→ **MATERIAL FOR THE TASK**:
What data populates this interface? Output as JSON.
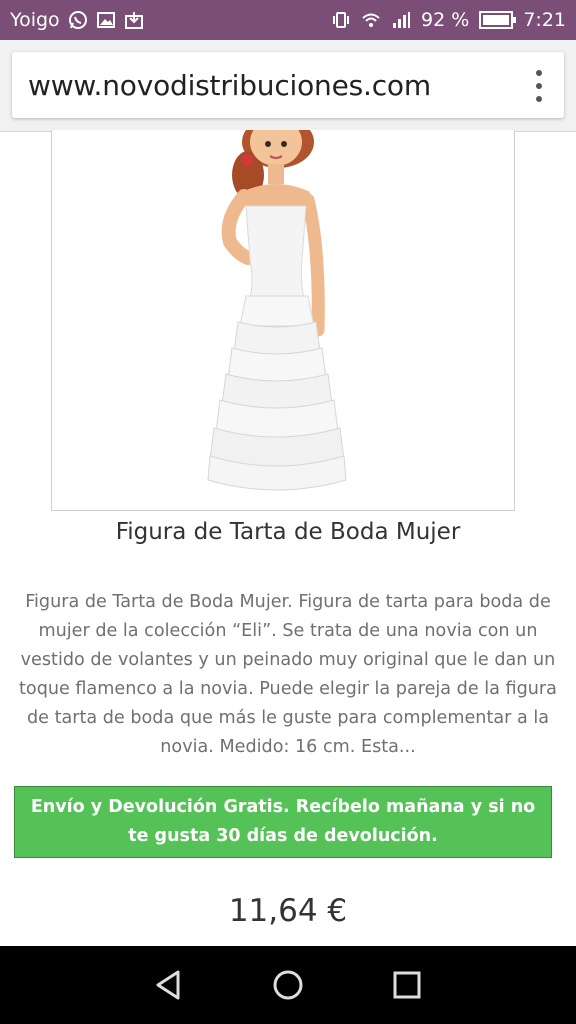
{
  "status_bar": {
    "carrier": "Yoigo",
    "battery": "92 %",
    "time": "7:21"
  },
  "browser": {
    "url": "www.novodistribuciones.com"
  },
  "product": {
    "title": "Figura de Tarta de Boda Mujer",
    "description": "Figura de Tarta de Boda Mujer. Figura de tarta para boda de mujer de la colección “Eli”. Se trata de una novia con un vestido de volantes y un peinado muy original que le dan un toque flamenco a la novia. Puede elegir la pareja de la figura de tarta de boda que más le guste para complementar a la novia. Medido: 16 cm. Esta...",
    "shipping_notice": "Envío y Devolución Gratis. Recíbelo mañana y si no te gusta 30 días de devolución.",
    "price": "11,64 €"
  },
  "colors": {
    "status_bar": "#7a4e76",
    "shipping_green": "#54c257"
  }
}
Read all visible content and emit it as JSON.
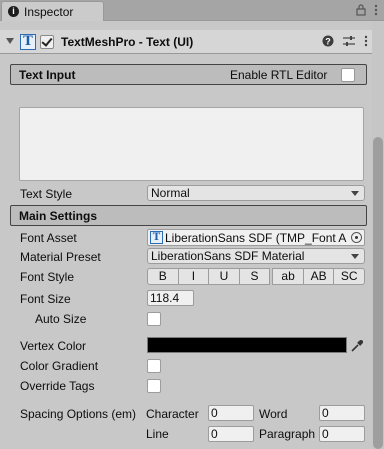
{
  "tab": {
    "icon": "info-icon",
    "label": "Inspector"
  },
  "tabbar_icons": [
    "lock-icon",
    "kebab-menu-icon"
  ],
  "component": {
    "icon": "textmeshpro-icon",
    "icon_glyph": "T",
    "enabled": true,
    "title": "TextMeshPro - Text (UI)",
    "tools": [
      "help-icon",
      "preset-sliders-icon",
      "context-menu-icon"
    ]
  },
  "text_input": {
    "title": "Text Input",
    "rtl_label": "Enable RTL Editor",
    "rtl_enabled": false,
    "text_value": ""
  },
  "text_style": {
    "label": "Text Style",
    "value": "Normal"
  },
  "main_settings": {
    "title": "Main Settings",
    "font_asset": {
      "label": "Font Asset",
      "icon_glyph": "T",
      "value": "LiberationSans SDF (TMP_Font A"
    },
    "material_preset": {
      "label": "Material Preset",
      "value": "LiberationSans SDF Material"
    },
    "font_style": {
      "label": "Font Style",
      "buttons": [
        "B",
        "I",
        "U",
        "S",
        "ab",
        "AB",
        "SC"
      ]
    },
    "font_size": {
      "label": "Font Size",
      "value": "118.4"
    },
    "auto_size": {
      "label": "Auto Size",
      "checked": false
    },
    "vertex_color": {
      "label": "Vertex Color",
      "value": "#000000"
    },
    "color_gradient": {
      "label": "Color Gradient",
      "checked": false
    },
    "override_tags": {
      "label": "Override Tags",
      "checked": false
    },
    "spacing": {
      "label": "Spacing Options (em)",
      "character_label": "Character",
      "character_value": "0",
      "word_label": "Word",
      "word_value": "0",
      "line_label": "Line",
      "line_value": "0",
      "paragraph_label": "Paragraph",
      "paragraph_value": "0"
    }
  }
}
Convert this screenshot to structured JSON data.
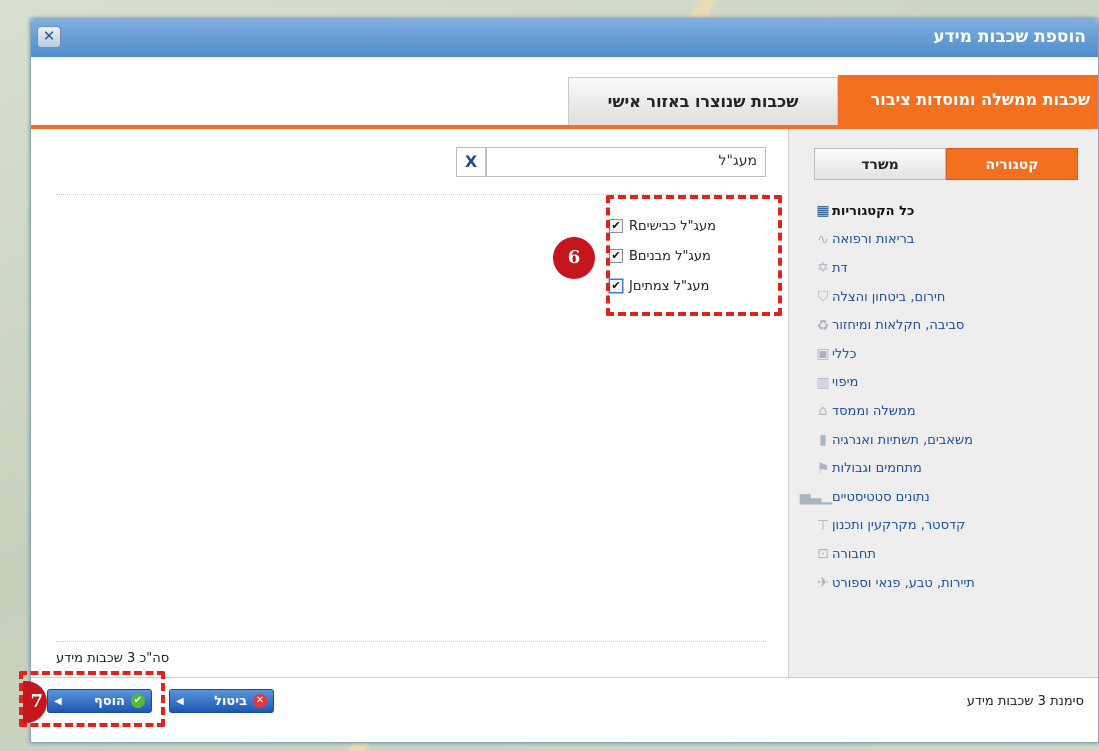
{
  "dialog": {
    "title": "הוספת שכבות מידע",
    "close_label": "✕"
  },
  "tabs": [
    {
      "label": "שכבות ממשלה ומוסדות ציבור",
      "active": true
    },
    {
      "label": "שכבות שנוצרו באזור אישי",
      "active": false
    }
  ],
  "sidebar": {
    "segments": [
      {
        "label": "קטגוריה",
        "active": true
      },
      {
        "label": "משרד",
        "active": false
      }
    ],
    "categories": [
      {
        "label": "כל הקטגוריות",
        "icon": "grid-icon"
      },
      {
        "label": "בריאות ורפואה",
        "icon": "heartbeat-icon"
      },
      {
        "label": "דת",
        "icon": "star-of-david-icon"
      },
      {
        "label": "חירום, ביטחון והצלה",
        "icon": "shield-icon"
      },
      {
        "label": "סביבה, חקלאות ומיחזור",
        "icon": "recycle-icon"
      },
      {
        "label": "כללי",
        "icon": "image-icon"
      },
      {
        "label": "מיפוי",
        "icon": "map-icon"
      },
      {
        "label": "ממשלה וממסד",
        "icon": "building-icon"
      },
      {
        "label": "משאבים, תשתיות ואנרגיה",
        "icon": "bars-icon"
      },
      {
        "label": "מתחמים וגבולות",
        "icon": "flag-icon"
      },
      {
        "label": "נתונים סטטיסטיים",
        "icon": "chart-icon"
      },
      {
        "label": "קדסטר, מקרקעין ותכנון",
        "icon": "ruler-icon"
      },
      {
        "label": "תחבורה",
        "icon": "bus-icon"
      },
      {
        "label": "תיירות, טבע, פנאי וספורט",
        "icon": "plane-icon"
      }
    ]
  },
  "search": {
    "value": "מעג\"ל",
    "clear_label": "X"
  },
  "layers": [
    {
      "code": "R",
      "label": "מעג\"ל כבישים",
      "checked": true
    },
    {
      "code": "B",
      "label": "מעג\"ל מבנים",
      "checked": true
    },
    {
      "code": "J",
      "label": "מעג\"ל צמתים",
      "checked": true
    }
  ],
  "footer": {
    "total_text": "סה\"כ 3 שכבות מידע",
    "selected_text": "סימנת 3 שכבות מידע",
    "add_label": "הוסף",
    "cancel_label": "ביטול"
  },
  "annotations": {
    "marker_6": "6",
    "marker_7": "7"
  },
  "colors": {
    "accent_orange": "#f37021",
    "title_blue": "#4f8cc8",
    "link_blue": "#1f4f9b",
    "annotation_red": "#e2231a"
  }
}
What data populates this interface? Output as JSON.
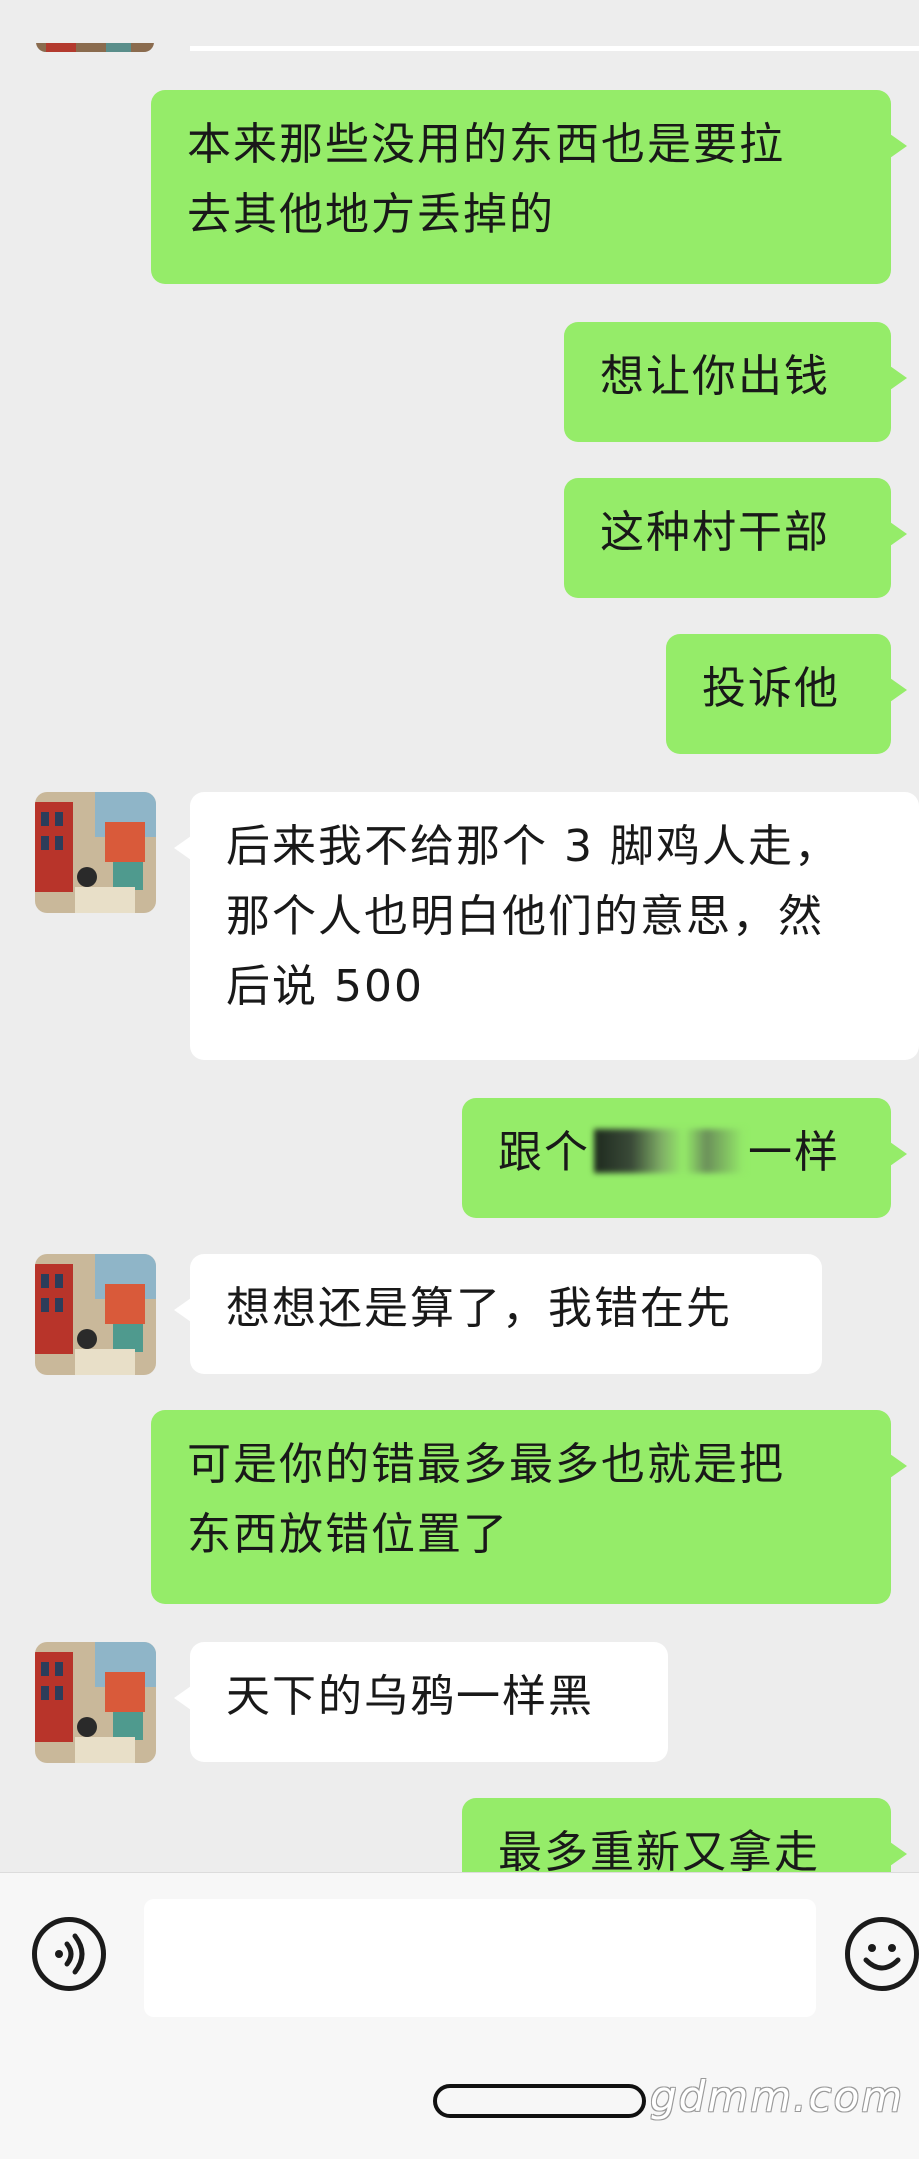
{
  "colors": {
    "background": "#ededed",
    "outgoing_bubble": "#95ec69",
    "incoming_bubble": "#ffffff",
    "text": "#191919"
  },
  "messages": [
    {
      "side": "out",
      "lines": [
        "本来那些没用的东西也是要拉",
        "去其他地方丢掉的"
      ]
    },
    {
      "side": "out",
      "lines": [
        "想让你出钱"
      ]
    },
    {
      "side": "out",
      "lines": [
        "这种村干部"
      ]
    },
    {
      "side": "out",
      "lines": [
        "投诉他"
      ]
    },
    {
      "side": "in",
      "lines": [
        "后来我不给那个 3 脚鸡人走，",
        "那个人也明白他们的意思，然",
        "后说 500"
      ]
    },
    {
      "side": "out",
      "text_before": "跟个",
      "text_after": "一样"
    },
    {
      "side": "in",
      "lines": [
        "想想还是算了，我错在先"
      ]
    },
    {
      "side": "out",
      "lines": [
        "可是你的错最多最多也就是把",
        "东西放错位置了"
      ]
    },
    {
      "side": "in",
      "lines": [
        "天下的乌鸦一样黑"
      ]
    },
    {
      "side": "out",
      "lines": [
        "最多重新又拿走"
      ]
    }
  ],
  "input_bar": {
    "voice_icon": "voice-icon",
    "emoji_icon": "emoji-icon",
    "input_value": ""
  },
  "watermark": "gdmm.com"
}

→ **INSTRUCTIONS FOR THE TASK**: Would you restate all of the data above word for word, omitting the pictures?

→ **RESULT FOR THIS TASK**:
What data populates this interface? Output as JSON.
{
  "status_bar": {
    "carrier": "Yoigo",
    "battery": "92 %",
    "time": "7:21"
  },
  "browser": {
    "url": "www.novodistribuciones.com"
  },
  "product": {
    "title": "Figura de Tarta de Boda Mujer",
    "description": "Figura de Tarta de Boda Mujer. Figura de tarta para boda de mujer de la colección “Eli”. Se trata de una novia con un vestido de volantes y un peinado muy original que le dan un toque flamenco a la novia. Puede elegir la pareja de la figura de tarta de boda que más le guste para complementar a la novia. Medido: 16 cm. Esta...",
    "shipping_notice": "Envío y Devolución Gratis. Recíbelo mañana y si no te gusta 30 días de devolución.",
    "price": "11,64 €"
  },
  "colors": {
    "status_bar": "#7a4e76",
    "shipping_green": "#54c257"
  }
}
Read all visible content and emit it as JSON.
{
  "tab": {
    "icon": "info-icon",
    "label": "Inspector"
  },
  "tabbar_icons": [
    "lock-icon",
    "kebab-menu-icon"
  ],
  "component": {
    "icon": "textmeshpro-icon",
    "icon_glyph": "T",
    "enabled": true,
    "title": "TextMeshPro - Text (UI)",
    "tools": [
      "help-icon",
      "preset-sliders-icon",
      "context-menu-icon"
    ]
  },
  "text_input": {
    "title": "Text Input",
    "rtl_label": "Enable RTL Editor",
    "rtl_enabled": false,
    "text_value": ""
  },
  "text_style": {
    "label": "Text Style",
    "value": "Normal"
  },
  "main_settings": {
    "title": "Main Settings",
    "font_asset": {
      "label": "Font Asset",
      "icon_glyph": "T",
      "value": "LiberationSans SDF (TMP_Font A"
    },
    "material_preset": {
      "label": "Material Preset",
      "value": "LiberationSans SDF Material"
    },
    "font_style": {
      "label": "Font Style",
      "buttons": [
        "B",
        "I",
        "U",
        "S",
        "ab",
        "AB",
        "SC"
      ]
    },
    "font_size": {
      "label": "Font Size",
      "value": "118.4"
    },
    "auto_size": {
      "label": "Auto Size",
      "checked": false
    },
    "vertex_color": {
      "label": "Vertex Color",
      "value": "#000000"
    },
    "color_gradient": {
      "label": "Color Gradient",
      "checked": false
    },
    "override_tags": {
      "label": "Override Tags",
      "checked": false
    },
    "spacing": {
      "label": "Spacing Options (em)",
      "character_label": "Character",
      "character_value": "0",
      "word_label": "Word",
      "word_value": "0",
      "line_label": "Line",
      "line_value": "0",
      "paragraph_label": "Paragraph",
      "paragraph_value": "0"
    }
  }
}
Convert this screenshot to structured JSON data.
{
  "dialog": {
    "title": "הוספת שכבות מידע",
    "close_label": "✕"
  },
  "tabs": [
    {
      "label": "שכבות ממשלה ומוסדות ציבור",
      "active": true
    },
    {
      "label": "שכבות שנוצרו באזור אישי",
      "active": false
    }
  ],
  "sidebar": {
    "segments": [
      {
        "label": "קטגוריה",
        "active": true
      },
      {
        "label": "משרד",
        "active": false
      }
    ],
    "categories": [
      {
        "label": "כל הקטגוריות",
        "icon": "grid-icon"
      },
      {
        "label": "בריאות ורפואה",
        "icon": "heartbeat-icon"
      },
      {
        "label": "דת",
        "icon": "star-of-david-icon"
      },
      {
        "label": "חירום, ביטחון והצלה",
        "icon": "shield-icon"
      },
      {
        "label": "סביבה, חקלאות ומיחזור",
        "icon": "recycle-icon"
      },
      {
        "label": "כללי",
        "icon": "image-icon"
      },
      {
        "label": "מיפוי",
        "icon": "map-icon"
      },
      {
        "label": "ממשלה וממסד",
        "icon": "building-icon"
      },
      {
        "label": "משאבים, תשתיות ואנרגיה",
        "icon": "bars-icon"
      },
      {
        "label": "מתחמים וגבולות",
        "icon": "flag-icon"
      },
      {
        "label": "נתונים סטטיסטיים",
        "icon": "chart-icon"
      },
      {
        "label": "קדסטר, מקרקעין ותכנון",
        "icon": "ruler-icon"
      },
      {
        "label": "תחבורה",
        "icon": "bus-icon"
      },
      {
        "label": "תיירות, טבע, פנאי וספורט",
        "icon": "plane-icon"
      }
    ]
  },
  "search": {
    "value": "מעג\"ל",
    "clear_label": "X"
  },
  "layers": [
    {
      "code": "R",
      "label": "מעג\"ל כבישים",
      "checked": true
    },
    {
      "code": "B",
      "label": "מעג\"ל מבנים",
      "checked": true
    },
    {
      "code": "J",
      "label": "מעג\"ל צמתים",
      "checked": true
    }
  ],
  "footer": {
    "total_text": "סה\"כ 3 שכבות מידע",
    "selected_text": "סימנת 3 שכבות מידע",
    "add_label": "הוסף",
    "cancel_label": "ביטול"
  },
  "annotations": {
    "marker_6": "6",
    "marker_7": "7"
  },
  "colors": {
    "accent_orange": "#f37021",
    "title_blue": "#4f8cc8",
    "link_blue": "#1f4f9b",
    "annotation_red": "#e2231a"
  }
}
What data populates this interface? Output as JSON.
{
  "colors": {
    "background": "#ededed",
    "outgoing_bubble": "#95ec69",
    "incoming_bubble": "#ffffff",
    "text": "#191919"
  },
  "messages": [
    {
      "side": "out",
      "lines": [
        "本来那些没用的东西也是要拉",
        "去其他地方丢掉的"
      ]
    },
    {
      "side": "out",
      "lines": [
        "想让你出钱"
      ]
    },
    {
      "side": "out",
      "lines": [
        "这种村干部"
      ]
    },
    {
      "side": "out",
      "lines": [
        "投诉他"
      ]
    },
    {
      "side": "in",
      "lines": [
        "后来我不给那个 3 脚鸡人走，",
        "那个人也明白他们的意思，然",
        "后说 500"
      ]
    },
    {
      "side": "out",
      "text_before": "跟个",
      "text_after": "一样"
    },
    {
      "side": "in",
      "lines": [
        "想想还是算了，我错在先"
      ]
    },
    {
      "side": "out",
      "lines": [
        "可是你的错最多最多也就是把",
        "东西放错位置了"
      ]
    },
    {
      "side": "in",
      "lines": [
        "天下的乌鸦一样黑"
      ]
    },
    {
      "side": "out",
      "lines": [
        "最多重新又拿走"
      ]
    }
  ],
  "input_bar": {
    "voice_icon": "voice-icon",
    "emoji_icon": "emoji-icon",
    "input_value": ""
  },
  "watermark": "gdmm.com"
}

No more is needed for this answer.